* [Work request]:
Reproduce the entries that follow exactly, dropping each image.

* [Stored dataset items]:

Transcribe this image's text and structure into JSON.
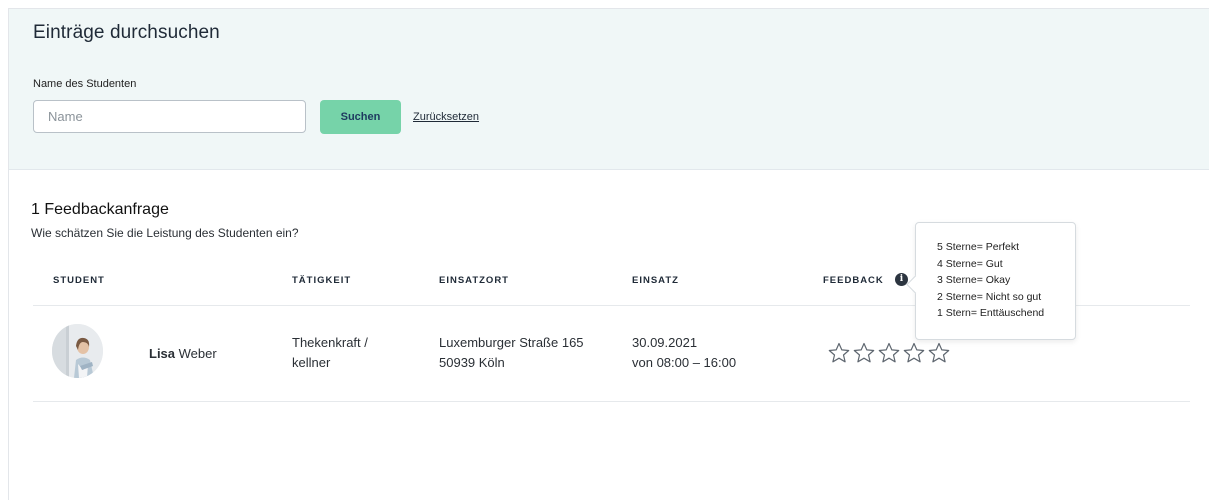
{
  "search": {
    "title": "Einträge durchsuchen",
    "field_label": "Name des Studenten",
    "placeholder": "Name",
    "value": "",
    "search_button": "Suchen",
    "reset_link": "Zurücksetzen"
  },
  "results": {
    "title": "1 Feedbackanfrage",
    "subtitle": "Wie schätzen Sie die Leistung des Studenten ein?",
    "columns": {
      "student": "STUDENT",
      "activity": "TÄTIGKEIT",
      "location": "EINSATZORT",
      "assignment": "EINSATZ",
      "feedback": "FEEDBACK"
    },
    "rows": [
      {
        "first_name": "Lisa",
        "last_name": "Weber",
        "activity_line1": "Thekenkraft /",
        "activity_line2": "kellner",
        "location_line1": "Luxemburger Straße 165",
        "location_line2": "50939 Köln",
        "date": "30.09.2021",
        "time": "von 08:00 – 16:00",
        "rating": 0,
        "max_rating": 5
      }
    ]
  },
  "tooltip": {
    "lines": [
      "5 Sterne= Perfekt",
      "4 Sterne= Gut",
      "3 Sterne= Okay",
      "2 Sterne= Nicht so gut",
      "1 Stern= Enttäuschend"
    ]
  },
  "icons": {
    "info": "info-icon",
    "star": "star-outline-icon"
  },
  "colors": {
    "panel_bg": "#f0f7f7",
    "button_bg": "#76d3a9",
    "button_text": "#1e3a5f",
    "star_outline": "#5f6770"
  }
}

* [Completed task]:
Transcribe this image's text and structure into JSON.
{
  "search": {
    "title": "Einträge durchsuchen",
    "field_label": "Name des Studenten",
    "placeholder": "Name",
    "value": "",
    "search_button": "Suchen",
    "reset_link": "Zurücksetzen"
  },
  "results": {
    "title": "1 Feedbackanfrage",
    "subtitle": "Wie schätzen Sie die Leistung des Studenten ein?",
    "columns": {
      "student": "STUDENT",
      "activity": "TÄTIGKEIT",
      "location": "EINSATZORT",
      "assignment": "EINSATZ",
      "feedback": "FEEDBACK"
    },
    "rows": [
      {
        "first_name": "Lisa",
        "last_name": "Weber",
        "activity_line1": "Thekenkraft /",
        "activity_line2": "kellner",
        "location_line1": "Luxemburger Straße 165",
        "location_line2": "50939 Köln",
        "date": "30.09.2021",
        "time": "von 08:00 – 16:00",
        "rating": 0,
        "max_rating": 5
      }
    ]
  },
  "tooltip": {
    "lines": [
      "5 Sterne= Perfekt",
      "4 Sterne= Gut",
      "3 Sterne= Okay",
      "2 Sterne= Nicht so gut",
      "1 Stern= Enttäuschend"
    ]
  },
  "icons": {
    "info": "info-icon",
    "star": "star-outline-icon"
  },
  "colors": {
    "panel_bg": "#f0f7f7",
    "button_bg": "#76d3a9",
    "button_text": "#1e3a5f",
    "star_outline": "#5f6770"
  }
}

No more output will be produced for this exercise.